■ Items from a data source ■
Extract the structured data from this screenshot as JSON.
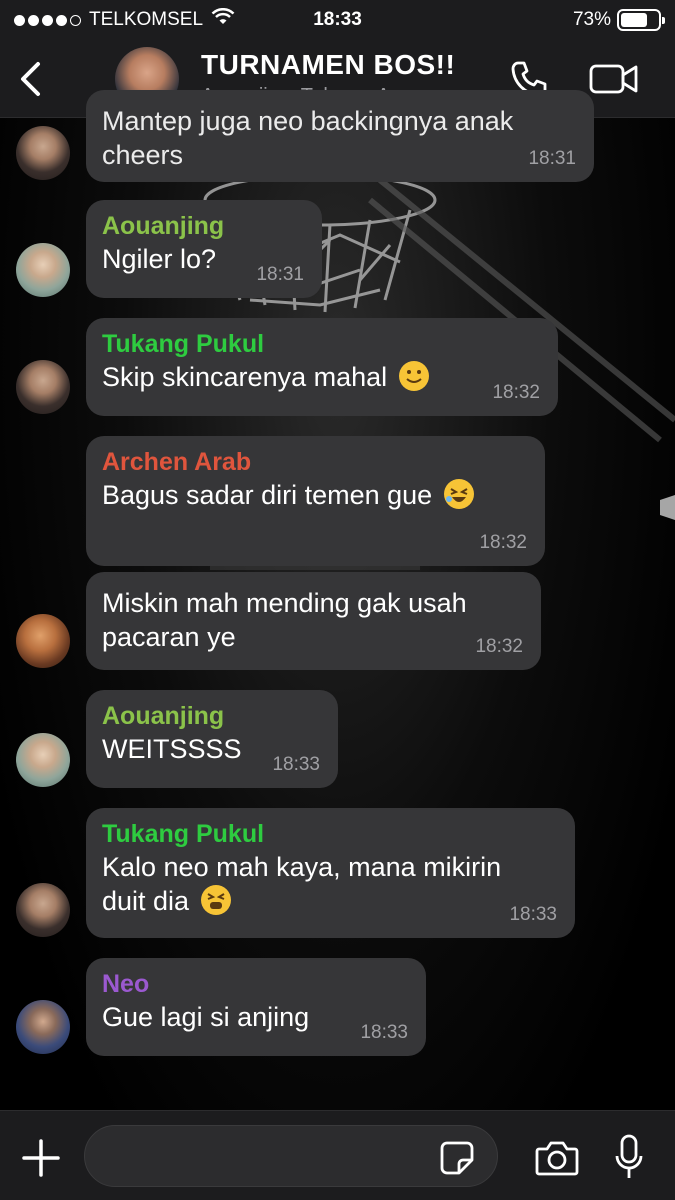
{
  "status_bar": {
    "carrier": "TELKOMSEL",
    "time": "18:33",
    "battery": "73%",
    "battery_level": 0.73
  },
  "header": {
    "title": "TURNAMEN BOS!!",
    "subtitle": "Aouanjing, Tukang, Ar..."
  },
  "messages": [
    {
      "sender": "",
      "text": "Mantep juga neo backingnya anak cheers",
      "time": "18:31",
      "avatar": "Tukang Pukul"
    },
    {
      "sender": "Aouanjing",
      "sender_color": "#8bc34a",
      "text": "Ngiler lo?",
      "time": "18:31"
    },
    {
      "sender": "Tukang Pukul",
      "sender_color": "#2ecc40",
      "text": "Skip skincarenya mahal",
      "emoji": "slightly-smiling-face",
      "time": "18:32"
    },
    {
      "sender": "Archen Arab",
      "sender_color": "#e0553d",
      "text": "Bagus sadar diri temen gue",
      "emoji": "rolling-on-floor-laughing",
      "time": "18:32"
    },
    {
      "sender": "",
      "text_line1": "Miskin mah mending gak usah",
      "text_line2": "pacaran ye",
      "time": "18:32",
      "avatar": "Archen Arab"
    },
    {
      "sender": "Aouanjing",
      "sender_color": "#8bc34a",
      "text": "WEITSSSS",
      "time": "18:33"
    },
    {
      "sender": "Tukang Pukul",
      "sender_color": "#2ecc40",
      "text_line1": "Kalo neo mah kaya, mana mikirin",
      "text_line2": "duit dia",
      "emoji": "tired-face",
      "time": "18:33"
    },
    {
      "sender": "Neo",
      "sender_color": "#9b59d0",
      "text": "Gue lagi si anjing",
      "time": "18:33"
    }
  ],
  "composer": {
    "placeholder": ""
  },
  "colors": {
    "bubble": "#363638",
    "bar": "#1c1c1e",
    "timestamp": "#a0a0a4"
  }
}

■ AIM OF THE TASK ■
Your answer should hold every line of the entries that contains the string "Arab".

■ SOLUTION FOR THIS PROBLEM ■
      "sender": "Archen Arab",
      "avatar": "Archen Arab"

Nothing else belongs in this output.